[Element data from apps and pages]
━━━━━━

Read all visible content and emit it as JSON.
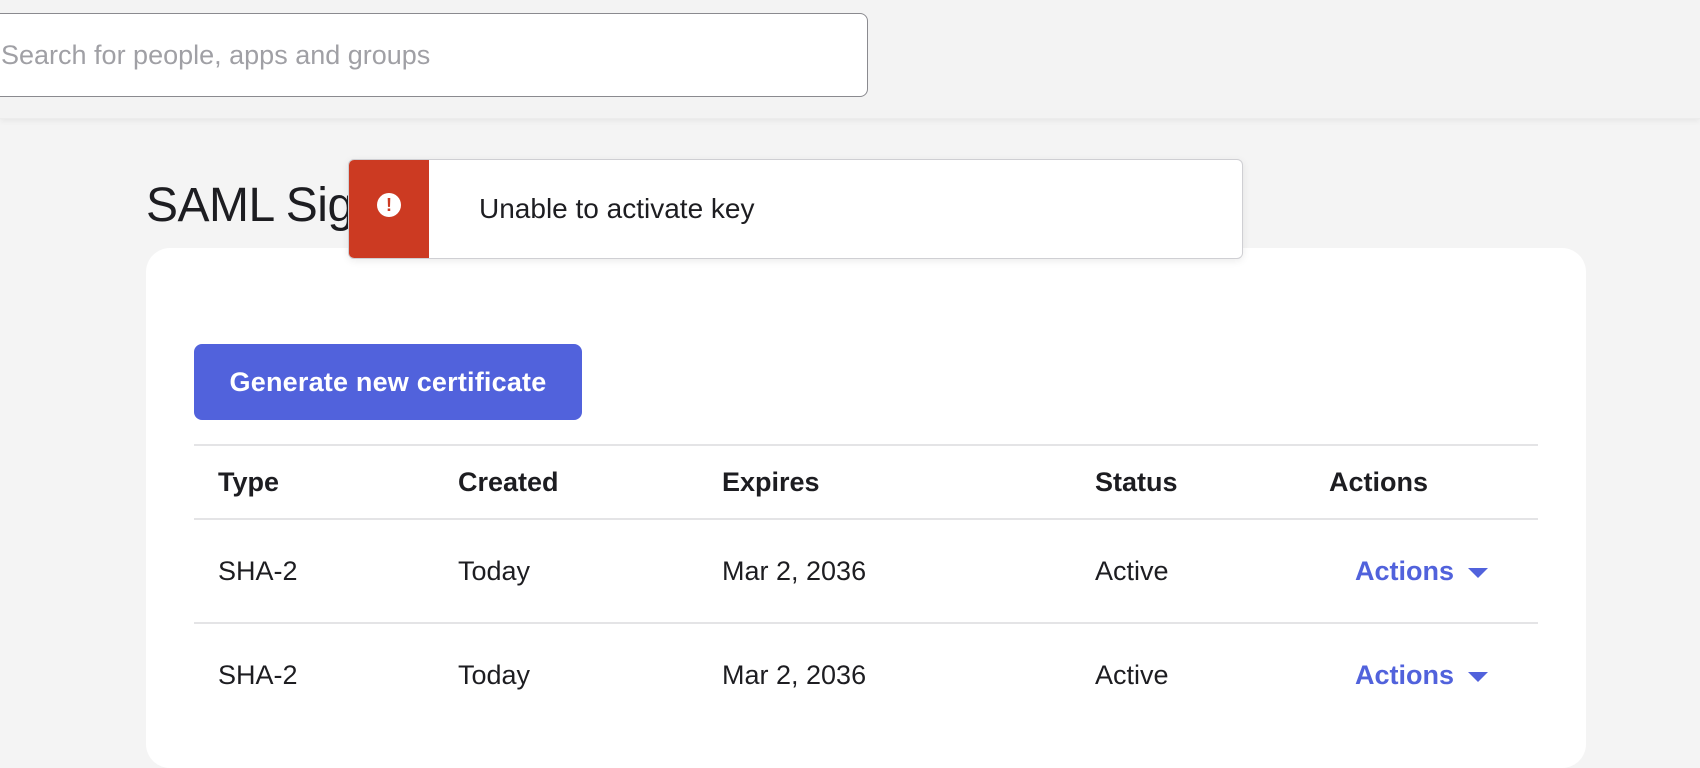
{
  "search": {
    "placeholder": "Search for people, apps and groups"
  },
  "page": {
    "title": "SAML Signing Certificates"
  },
  "toolbar": {
    "generate_label": "Generate new certificate"
  },
  "table": {
    "columns": [
      "Type",
      "Created",
      "Expires",
      "Status",
      "Actions"
    ],
    "rows": [
      {
        "type": "SHA-2",
        "created": "Today",
        "expires": "Mar 2, 2036",
        "status": "Active",
        "action": "Actions"
      },
      {
        "type": "SHA-2",
        "created": "Today",
        "expires": "Mar 2, 2036",
        "status": "Active",
        "action": "Actions"
      }
    ]
  },
  "toast": {
    "message": "Unable to activate key",
    "icon": "alert-circle-icon",
    "accent": "#cc3a22"
  },
  "colors": {
    "primary": "#5162dc",
    "error": "#cc3a22"
  }
}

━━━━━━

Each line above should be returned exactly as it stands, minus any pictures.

- Answer to this problem
Read all visible content and emit it as JSON.
{
  "search": {
    "placeholder": "Search for people, apps and groups"
  },
  "page": {
    "title": "SAML Signing Certificates"
  },
  "toolbar": {
    "generate_label": "Generate new certificate"
  },
  "table": {
    "columns": [
      "Type",
      "Created",
      "Expires",
      "Status",
      "Actions"
    ],
    "rows": [
      {
        "type": "SHA-2",
        "created": "Today",
        "expires": "Mar 2, 2036",
        "status": "Active",
        "action": "Actions"
      },
      {
        "type": "SHA-2",
        "created": "Today",
        "expires": "Mar 2, 2036",
        "status": "Active",
        "action": "Actions"
      }
    ]
  },
  "toast": {
    "message": "Unable to activate key",
    "icon": "alert-circle-icon",
    "accent": "#cc3a22"
  },
  "colors": {
    "primary": "#5162dc",
    "error": "#cc3a22"
  }
}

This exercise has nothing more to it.